  3. Cost of capital: This is an opportunity cost. The risk-adjusted return on capital has declined, but is recovering. Use again the principle of fairness: Owners of capital need a return on their money, but not as high as pre-plague. They too must take cuts, as do wage-earners.
  4. Fixed costs: Governments are part of this. They need to contribute as well, by reducing income and profit taxes and property taxes. Many governments have job-preservation schemes, to replace unemployment insurance with partial wage subsidies.
  5. Prioritize: Apply the McCabe principle. Tom McCabe was the legendary CEO of Scott Paper, making it a great global company. He had every senior manager put this plaque on the wall: Whom do we serve? 1. Customers 2. Our community 3. Our country 4. Our employees. 5. Our shareholders.   Shareholders last???? McCabe had a simple answer. Of course. If you serve the other four well, you will best serve your shareholders, in the long run.   This applies more than ever now. In Cc compassionate capitalism, serve your customers, your community and your country, and your employees. They come first. This is what capitalism should look like, if we are to sustain it.
  6. Use the “value sharing” principle.   When I taught this to MBA students, there was blood on the floor. They were taught to profit maximize. This is more than obsolete, it is immoral in today’s plague-ridden world.

     a) Estimate the value your product or service creates, by the average amount your clients would be willing to pay for it, if you ‘squeezed’ them at the maximum. ($). b) estimate the cost of providing the product or service, taking into account maximum productivity and hidden costs (opportunity cost of capital – see above). c) set the price as close as you can to cost, while sustaining the business and its jobs. To maximize client margin (the net value your clients get from your product). These days, ‘value’ is way down, for most products and services, because our income and disposable income are way down. If you still manage to generate ‘client margin’ (net value for clients), you will have loyal customers for three generations or for a century. We customers will not forget who served us (McCabe principle) and who ripped us off.

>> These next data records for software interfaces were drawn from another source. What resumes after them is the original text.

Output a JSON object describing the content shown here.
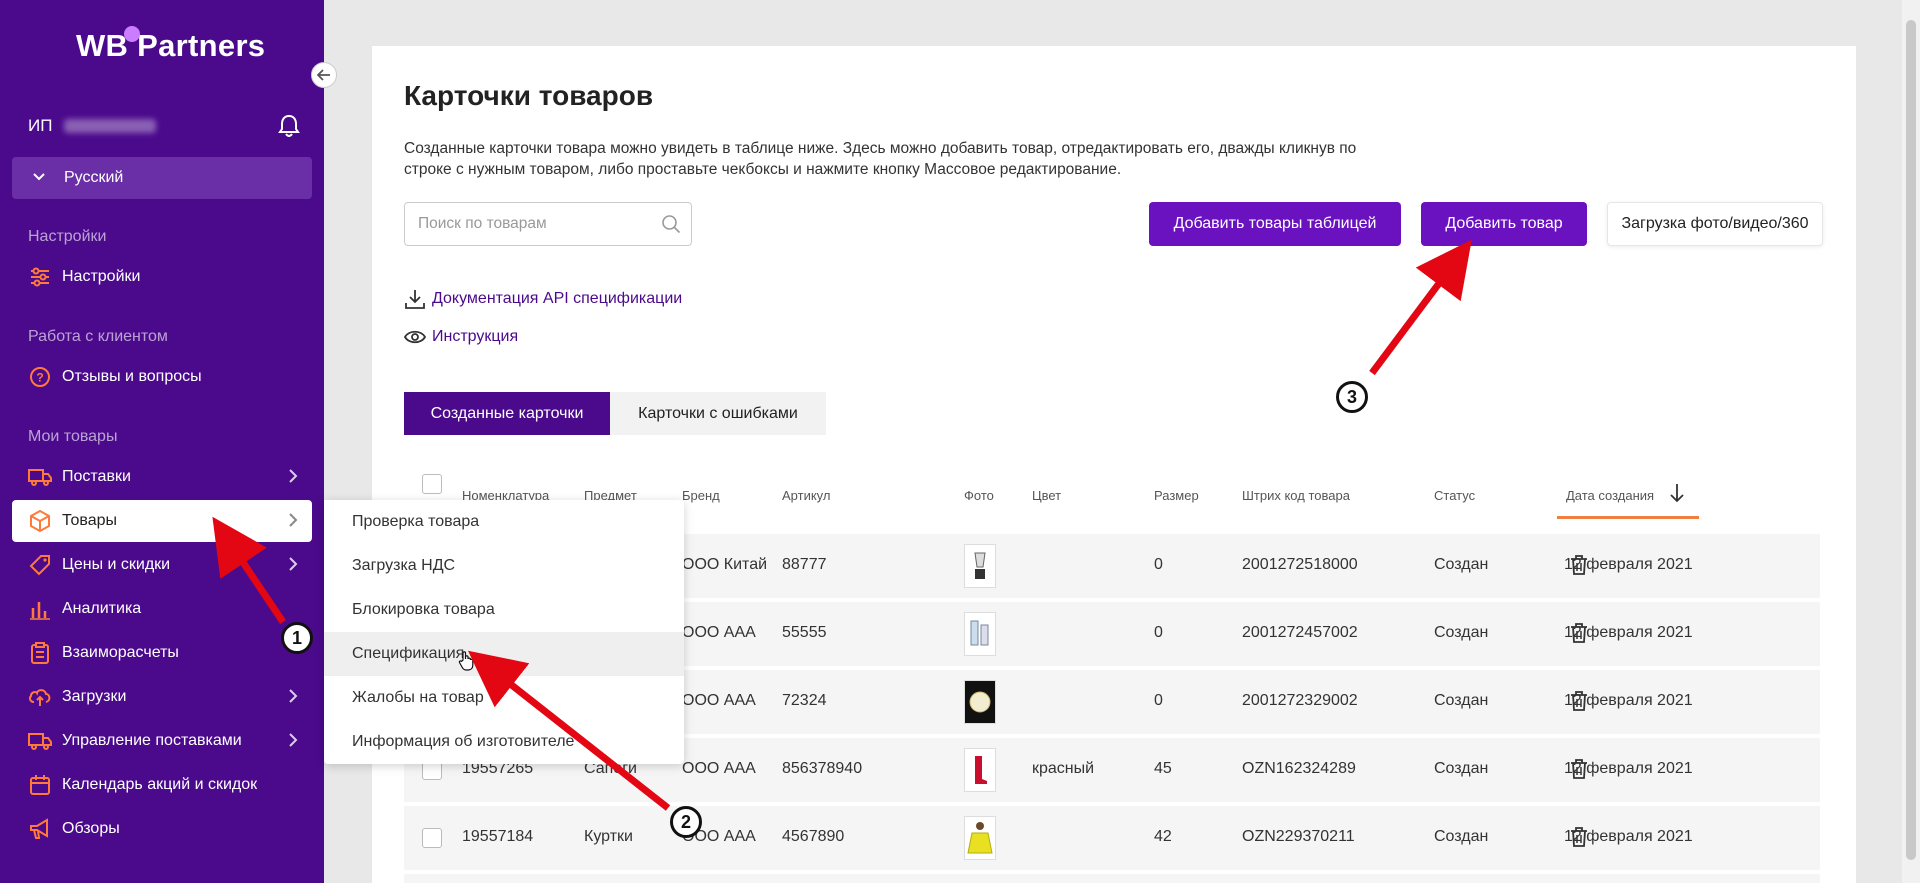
{
  "sidebar": {
    "logo": "WB Partners",
    "user_prefix": "ИП",
    "language": "Русский",
    "sections": [
      {
        "title": "Настройки",
        "items": [
          {
            "label": "Настройки",
            "icon": "sliders-icon"
          }
        ]
      },
      {
        "title": "Работа с клиентом",
        "items": [
          {
            "label": "Отзывы и вопросы",
            "icon": "question-icon"
          }
        ]
      },
      {
        "title": "Мои товары",
        "items": [
          {
            "label": "Поставки",
            "icon": "truck-icon",
            "arrow": true
          },
          {
            "label": "Товары",
            "icon": "box-icon",
            "arrow": true,
            "active": true
          },
          {
            "label": "Цены и скидки",
            "icon": "tag-icon",
            "arrow": true
          },
          {
            "label": "Аналитика",
            "icon": "chart-icon",
            "arrow": false
          },
          {
            "label": "Взаиморасчеты",
            "icon": "clipboard-icon",
            "arrow": false
          },
          {
            "label": "Загрузки",
            "icon": "upload-cloud-icon",
            "arrow": true
          },
          {
            "label": "Управление поставками",
            "icon": "truck-icon",
            "arrow": true
          },
          {
            "label": "Календарь акций и скидок",
            "icon": "calendar-icon",
            "arrow": false
          },
          {
            "label": "Обзоры",
            "icon": "megaphone-icon",
            "arrow": false
          }
        ]
      }
    ]
  },
  "submenu": {
    "items": [
      "Проверка товара",
      "Загрузка НДС",
      "Блокировка товара",
      "Спецификация",
      "Жалобы на товар",
      "Информация об изготовителе"
    ],
    "hovered_index": 3
  },
  "main": {
    "title": "Карточки товаров",
    "description": "Созданные карточки товара можно увидеть в таблице ниже. Здесь можно добавить товар, отредактировать его, дважды кликнув по строке с нужным товаром, либо проставьте чекбоксы и нажмите кнопку Массовое редактирование.",
    "search_placeholder": "Поиск по товарам",
    "buttons": {
      "add_table": "Добавить товары таблицей",
      "add_item": "Добавить товар",
      "upload_media": "Загрузка фото/видео/360"
    },
    "links": {
      "api_doc": "Документация API спецификации",
      "instruction": "Инструкция"
    },
    "tabs": [
      "Созданные карточки",
      "Карточки с ошибками"
    ],
    "table": {
      "headers": [
        "Номенклатура",
        "Предмет",
        "Бренд",
        "Артикул",
        "Фото",
        "Цвет",
        "Размер",
        "Штрих код товара",
        "Статус",
        "Дата создания"
      ],
      "rows": [
        {
          "nm": "",
          "subject": "",
          "brand": "ООО Китай",
          "article": "88777",
          "photo": "blender-photo",
          "color": "",
          "size": "0",
          "barcode": "2001272518000",
          "status": "Создан",
          "date": "12 февраля 2021"
        },
        {
          "nm": "",
          "subject": "",
          "brand": "ООО ААА",
          "article": "55555",
          "photo": "bottles-photo",
          "color": "",
          "size": "0",
          "barcode": "2001272457002",
          "status": "Создан",
          "date": "12 февраля 2021"
        },
        {
          "nm": "",
          "subject": "",
          "brand": "ООО ААА",
          "article": "72324",
          "photo": "plate-photo",
          "color": "",
          "size": "0",
          "barcode": "2001272329002",
          "status": "Создан",
          "date": "12 февраля 2021"
        },
        {
          "nm": "19557265",
          "subject": "Сапоги",
          "brand": "ООО ААА",
          "article": "856378940",
          "photo": "boots-photo",
          "color": "красный",
          "size": "45",
          "barcode": "OZN162324289",
          "status": "Создан",
          "date": "12 февраля 2021"
        },
        {
          "nm": "19557184",
          "subject": "Куртки",
          "brand": "ООО ААА",
          "article": "4567890",
          "photo": "jacket-photo",
          "color": "",
          "size": "42",
          "barcode": "OZN229370211",
          "status": "Создан",
          "date": "12 февраля 2021"
        }
      ]
    }
  },
  "annotations": [
    "1",
    "2",
    "3"
  ]
}
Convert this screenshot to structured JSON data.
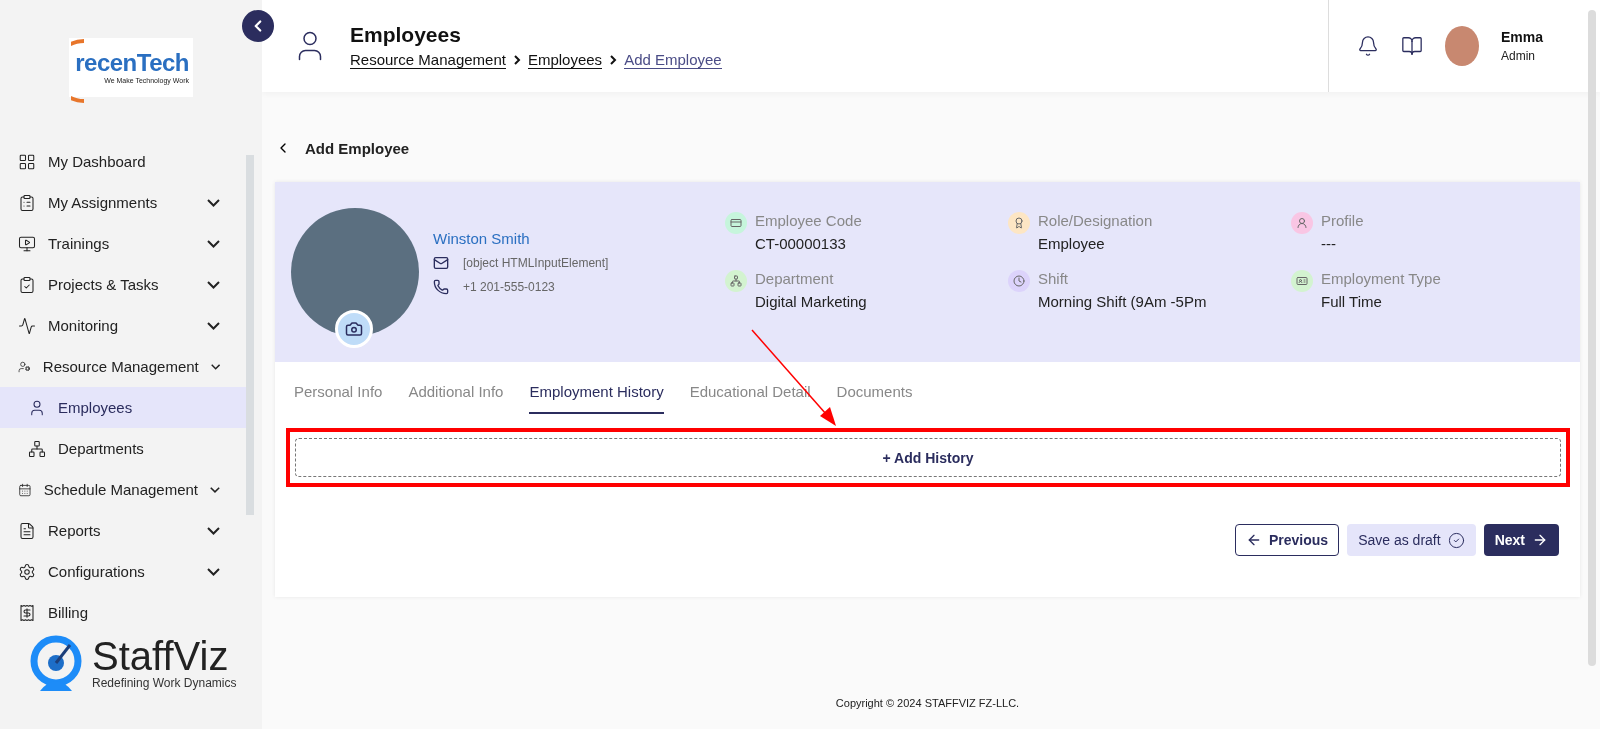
{
  "brand": {
    "name": "recenTech",
    "tagline": "We Make Technology Work"
  },
  "sidebar": {
    "items": [
      {
        "label": "My Dashboard",
        "expandable": false,
        "selected": false
      },
      {
        "label": "My Assignments",
        "expandable": true,
        "selected": false
      },
      {
        "label": "Trainings",
        "expandable": true,
        "selected": false
      },
      {
        "label": "Projects & Tasks",
        "expandable": true,
        "selected": false
      },
      {
        "label": "Monitoring",
        "expandable": true,
        "selected": false
      },
      {
        "label": "Resource Management",
        "expandable": true,
        "selected": false,
        "children": [
          {
            "label": "Employees",
            "selected": true
          },
          {
            "label": "Departments",
            "selected": false
          }
        ]
      },
      {
        "label": "Schedule Management",
        "expandable": true,
        "selected": false
      },
      {
        "label": "Reports",
        "expandable": true,
        "selected": false
      },
      {
        "label": "Configurations",
        "expandable": true,
        "selected": false
      },
      {
        "label": "Billing",
        "expandable": false,
        "selected": false
      }
    ]
  },
  "footer_brand": {
    "name": "StaffViz",
    "tagline": "Redefining Work Dynamics"
  },
  "header": {
    "title": "Employees",
    "breadcrumbs": [
      "Resource Management",
      "Employees",
      "Add Employee"
    ],
    "user": {
      "name": "Emma",
      "role": "Admin"
    }
  },
  "page": {
    "back_label": "Add Employee"
  },
  "profile": {
    "name": "Winston Smith",
    "email": "[object HTMLInputElement]",
    "phone": "+1 201-555-0123",
    "fields": [
      {
        "label": "Employee Code",
        "value": "CT-00000133",
        "color": "#c6f5dc"
      },
      {
        "label": "Role/Designation",
        "value": "Employee",
        "color": "#fde6c4"
      },
      {
        "label": "Profile",
        "value": "---",
        "color": "#f9c6e4"
      },
      {
        "label": "Department",
        "value": "Digital Marketing",
        "color": "#d3f3d0"
      },
      {
        "label": "Shift",
        "value": "Morning Shift (9Am -5Pm",
        "color": "#dcd3fb"
      },
      {
        "label": "Employment Type",
        "value": "Full Time",
        "color": "#d3f3d0"
      }
    ]
  },
  "tabs": [
    {
      "label": "Personal Info",
      "selected": false
    },
    {
      "label": "Additional Info",
      "selected": false
    },
    {
      "label": "Employment History",
      "selected": true
    },
    {
      "label": "Educational Detail",
      "selected": false
    },
    {
      "label": "Documents",
      "selected": false
    }
  ],
  "add_history": {
    "label": "+ Add History"
  },
  "buttons": [
    {
      "label": "Previous",
      "kind": "previous"
    },
    {
      "label": "Save as draft",
      "kind": "draft"
    },
    {
      "label": "Next",
      "kind": "next"
    }
  ],
  "copyright": "Copyright © 2024 STAFFVIZ FZ-LLC."
}
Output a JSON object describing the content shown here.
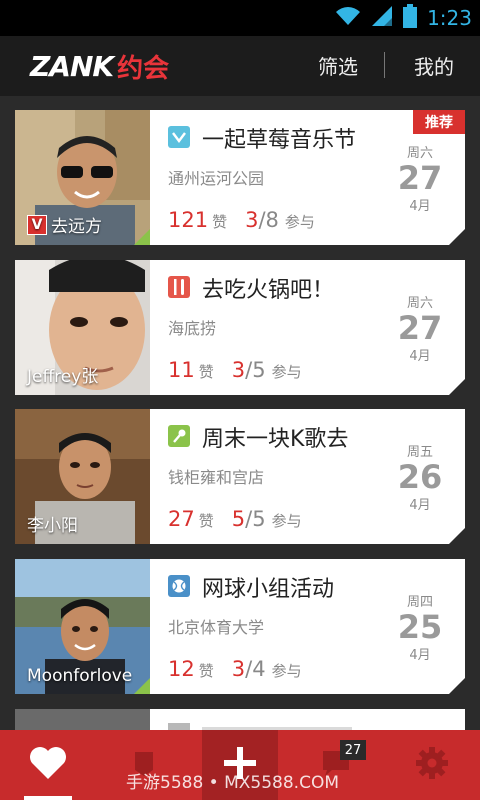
{
  "status": {
    "time": "1:23"
  },
  "header": {
    "logo_latin": "ZANK",
    "logo_cn": "约会",
    "filter": "筛选",
    "mine": "我的"
  },
  "events": [
    {
      "name": "去远方",
      "verified": "V",
      "title": "一起草莓音乐节",
      "place": "通州运河公园",
      "likes": "121",
      "likes_label": "赞",
      "joined": "3",
      "capacity": "/8",
      "join_label": "参与",
      "weekday": "周六",
      "day": "27",
      "month": "4月",
      "badge": "推荐",
      "icon": "music-icon",
      "icon_color": "#5bc0de"
    },
    {
      "name": "Jeffrey张",
      "title": "去吃火锅吧！",
      "place": "海底捞",
      "likes": "11",
      "likes_label": "赞",
      "joined": "3",
      "capacity": "/5",
      "join_label": "参与",
      "weekday": "周六",
      "day": "27",
      "month": "4月",
      "icon": "food-icon",
      "icon_color": "#e5564a"
    },
    {
      "name": "李小阳",
      "title": "周末一块K歌去",
      "place": "钱柜雍和宫店",
      "likes": "27",
      "likes_label": "赞",
      "joined": "5",
      "capacity": "/5",
      "join_label": "参与",
      "weekday": "周五",
      "day": "26",
      "month": "4月",
      "icon": "microphone-icon",
      "icon_color": "#8bc34a"
    },
    {
      "name": "Moonforlove",
      "title": "网球小组活动",
      "place": "北京体育大学",
      "likes": "12",
      "likes_label": "赞",
      "joined": "3",
      "capacity": "/4",
      "join_label": "参与",
      "weekday": "周四",
      "day": "25",
      "month": "4月",
      "icon": "tennis-icon",
      "icon_color": "#4a90c8"
    }
  ],
  "tabs": {
    "messages_badge": "27"
  },
  "watermark": "手游5588 • MX5588.COM",
  "colors": {
    "accent": "#d8312e",
    "tabbar": "#c72b2c",
    "background": "#2b2b2b"
  }
}
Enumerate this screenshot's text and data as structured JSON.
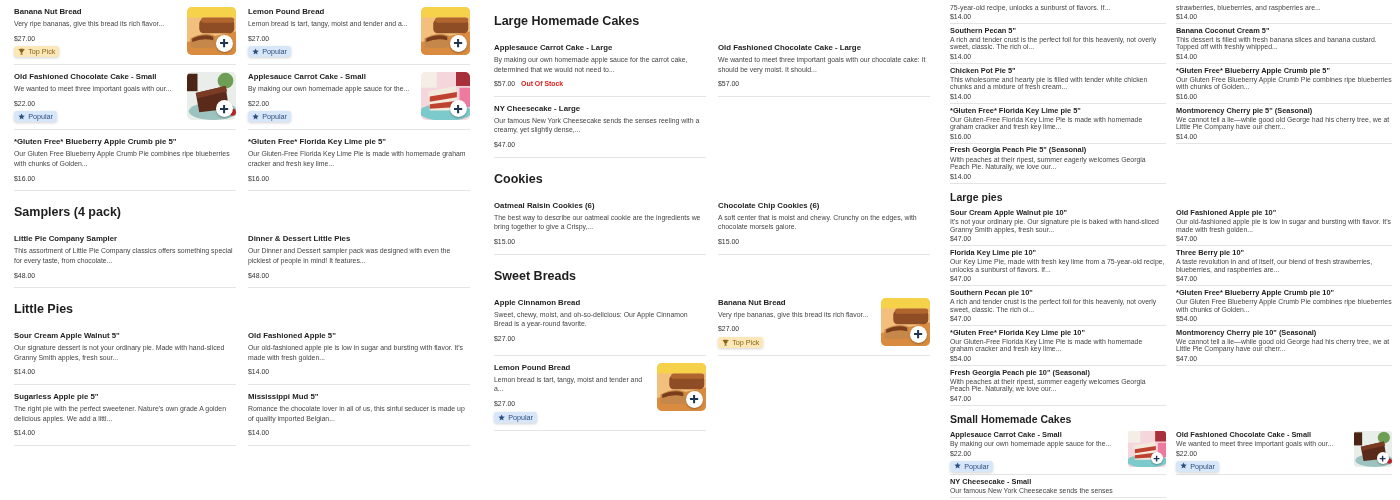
{
  "panels": [
    {
      "sections": [
        {
          "items": [
            {
              "title": "Banana Nut Bread",
              "description": "Very ripe bananas, give this bread its rich flavor...",
              "price": "$27.00",
              "badge": {
                "kind": "top_pick",
                "label": "Top Pick"
              }
            },
            {
              "title": "Lemon Pound Bread",
              "description": "Lemon bread is tart, tangy, moist and tender and a...",
              "price": "$27.00",
              "badge": {
                "kind": "popular",
                "label": "Popular"
              }
            },
            {
              "title": "Old Fashioned Chocolate Cake - Small",
              "description": "We wanted to meet three important goals with our...",
              "price": "$22.00",
              "badge": {
                "kind": "popular",
                "label": "Popular"
              }
            },
            {
              "title": "Applesauce Carrot Cake - Small",
              "description": "By making our own homemade apple sauce for the...",
              "price": "$22.00",
              "badge": {
                "kind": "popular",
                "label": "Popular"
              }
            },
            {
              "title": "*Gluten Free* Blueberry Apple Crumb pie 5\"",
              "description": "Our Gluten Free Blueberry Apple Crumb Pie combines ripe blueberries with chunks of Golden...",
              "price": "$16.00"
            },
            {
              "title": "*Gluten Free* Florida Key Lime pie 5\"",
              "description": "Our Gluten-Free Florida Key Lime Pie is made with homemade graham cracker and fresh key lime...",
              "price": "$16.00"
            }
          ]
        },
        {
          "heading": "Samplers (4 pack)",
          "items": [
            {
              "title": "Little Pie Company Sampler",
              "description": "This assortment of Little Pie Company classics offers something special for every taste, from chocolate...",
              "price": "$48.00"
            },
            {
              "title": "Dinner & Dessert Little Pies",
              "description": "Our Dinner and Dessert sampler pack was designed with even the pickiest of people in mind! It features...",
              "price": "$48.00"
            }
          ]
        },
        {
          "heading": "Little Pies",
          "items": [
            {
              "title": "Sour Cream Apple Walnut 5\"",
              "description": "Our signature dessert is not your ordinary pie. Made with hand-sliced Granny Smith apples, fresh sour...",
              "price": "$14.00"
            },
            {
              "title": "Old Fashioned Apple 5\"",
              "description": "Our old-fashioned apple pie is low in sugar and bursting with flavor. It's made with fresh golden...",
              "price": "$14.00"
            },
            {
              "title": "Sugarless Apple pie 5\"",
              "description": "The right pie with the perfect sweetener. Nature's own grade A golden delicious apples. We add a littl...",
              "price": "$14.00"
            },
            {
              "title": "Mississippi Mud 5\"",
              "description": "Romance the chocolate lover in all of us, this sinful seducer is made up of quality imported Belgian...",
              "price": "$14.00"
            }
          ]
        }
      ]
    },
    {
      "sections": [
        {
          "heading": "Large Homemade Cakes",
          "items": [
            {
              "title": "Applesauce Carrot Cake - Large",
              "description": "By making our own homemade apple sauce for the carrot cake, determined that we would not need to...",
              "price": "$57.00",
              "status": "Out Of Stock"
            },
            {
              "title": "Old Fashioned Chocolate Cake - Large",
              "description": "We wanted to meet three important goals with our chocolate cake: It should be very moist. It should...",
              "price": "$57.00"
            },
            {
              "title": "NY Cheesecake - Large",
              "description": "Our famous New York Cheesecake sends the senses reeling with a creamy, yet slightly dense,...",
              "price": "$47.00"
            }
          ]
        },
        {
          "heading": "Cookies",
          "items": [
            {
              "title": "Oatmeal Raisin Cookies (6)",
              "description": "The best way to describe our oatmeal cookie are the ingredients we bring together to give a Crispy,...",
              "price": "$15.00"
            },
            {
              "title": "Chocolate Chip Cookies (6)",
              "description": "A soft center that is moist and chewy. Crunchy on the edges, with chocolate morsels galore.",
              "price": "$15.00"
            }
          ]
        },
        {
          "heading": "Sweet Breads",
          "items": [
            {
              "title": "Apple Cinnamon Bread",
              "description": "Sweet, chewy, moist, and oh-so-delicious: Our Apple Cinnamon Bread is a year-round favorite.",
              "price": "$27.00"
            },
            {
              "title": "Banana Nut Bread",
              "description": "Very ripe bananas, give this bread its rich flavor...",
              "price": "$27.00",
              "badge": {
                "kind": "top_pick",
                "label": "Top Pick"
              }
            },
            {
              "title": "Lemon Pound Bread",
              "description": "Lemon bread is tart, tangy, moist and tender and a...",
              "price": "$27.00",
              "badge": {
                "kind": "popular",
                "label": "Popular"
              }
            }
          ]
        }
      ]
    },
    {
      "sections": [
        {
          "items": [
            {
              "description": "75-year-old recipe, unlocks a sunburst of flavors. If...",
              "price": "$14.00"
            },
            {
              "description": "strawberries, blueberries, and raspberries are...",
              "price": "$14.00"
            },
            {
              "title": "Southern Pecan 5\"",
              "description": "A rich and tender crust is the perfect foil for this heavenly, not overly sweet, classic. The rich ol...",
              "price": "$14.00"
            },
            {
              "title": "Banana Coconut Cream 5\"",
              "description": "This dessert is filled with fresh banana slices and banana custard. Topped off with freshly whipped...",
              "price": "$14.00"
            },
            {
              "title": "Chicken Pot Pie 5\"",
              "description": "This wholesome and hearty pie is filled with tender white chicken chunks and a mixture of fresh cream...",
              "price": "$14.00"
            },
            {
              "title": "*Gluten Free* Blueberry Apple Crumb pie 5\"",
              "description": "Our Gluten Free Blueberry Apple Crumb Pie combines ripe blueberries with chunks of Golden...",
              "price": "$16.00"
            },
            {
              "title": "*Gluten Free* Florida Key Lime pie 5\"",
              "description": "Our Gluten-Free Florida Key Lime Pie is made with homemade graham cracker and fresh key lime...",
              "price": "$16.00"
            },
            {
              "title": "Montmorency Cherry pie 5\" (Seasonal)",
              "description": "We cannot tell a lie—while good old George had his cherry tree, we at Little Pie Company have our cherr...",
              "price": "$14.00"
            },
            {
              "title": "Fresh Georgia Peach Pie 5\" (Seasonal)",
              "description": "With peaches at their ripest, summer eagerly welcomes Georgia Peach Pie. Naturally, we love our...",
              "price": "$14.00"
            }
          ]
        },
        {
          "heading": "Large pies",
          "items": [
            {
              "title": "Sour Cream Apple Walnut pie 10\"",
              "description": "It's not your ordinary pie. Our signature pie is baked with hand-sliced Granny Smith apples, fresh sour...",
              "price": "$47.00"
            },
            {
              "title": "Old Fashioned Apple pie 10\"",
              "description": "Our old-fashioned apple pie is low in sugar and bursting with flavor. It's made with fresh golden...",
              "price": "$47.00"
            },
            {
              "title": "Florida Key Lime pie 10\"",
              "description": "Our Key Lime Pie, made with fresh key lime from a 75-year-old recipe, unlocks a sunburst of flavors. If...",
              "price": "$47.00"
            },
            {
              "title": "Three Berry pie 10\"",
              "description": "A taste revolution in and of itself, our blend of fresh strawberries, blueberries, and raspberries are...",
              "price": "$47.00"
            },
            {
              "title": "Southern Pecan pie 10\"",
              "description": "A rich and tender crust is the perfect foil for this heavenly, not overly sweet, classic. The rich ol...",
              "price": "$47.00"
            },
            {
              "title": "*Gluten Free* Blueberry Apple Crumb pie 10\"",
              "description": "Our Gluten Free Blueberry Apple Crumb Pie combines ripe blueberries with chunks of Golden...",
              "price": "$54.00"
            },
            {
              "title": "*Gluten Free* Florida Key Lime pie 10\"",
              "description": "Our Gluten-Free Florida Key Lime Pie is made with homemade graham cracker and fresh key lime...",
              "price": "$54.00"
            },
            {
              "title": "Montmorency Cherry pie 10\" (Seasonal)",
              "description": "We cannot tell a lie—while good old George had his cherry tree, we at Little Pie Company have our cherr...",
              "price": "$47.00"
            },
            {
              "title": "Fresh Georgia Peach pie 10\" (Seasonal)",
              "description": "With peaches at their ripest, summer eagerly welcomes Georgia Peach Pie. Naturally, we love our...",
              "price": "$47.00"
            }
          ]
        },
        {
          "heading": "Small Homemade Cakes",
          "items": [
            {
              "title": "Applesauce Carrot Cake - Small",
              "description": "By making our own homemade apple sauce for the...",
              "price": "$22.00",
              "badge": {
                "kind": "popular",
                "label": "Popular"
              }
            },
            {
              "title": "Old Fashioned Chocolate Cake - Small",
              "description": "We wanted to meet three important goals with our...",
              "price": "$22.00",
              "badge": {
                "kind": "popular",
                "label": "Popular"
              }
            },
            {
              "title": "NY Cheesecake - Small",
              "description": "Our famous New York Cheesecake sends the senses"
            }
          ]
        }
      ]
    }
  ]
}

   Capitalism can no longer afford to maximize ‘company margin’. The game today is to maximize ‘client margin’.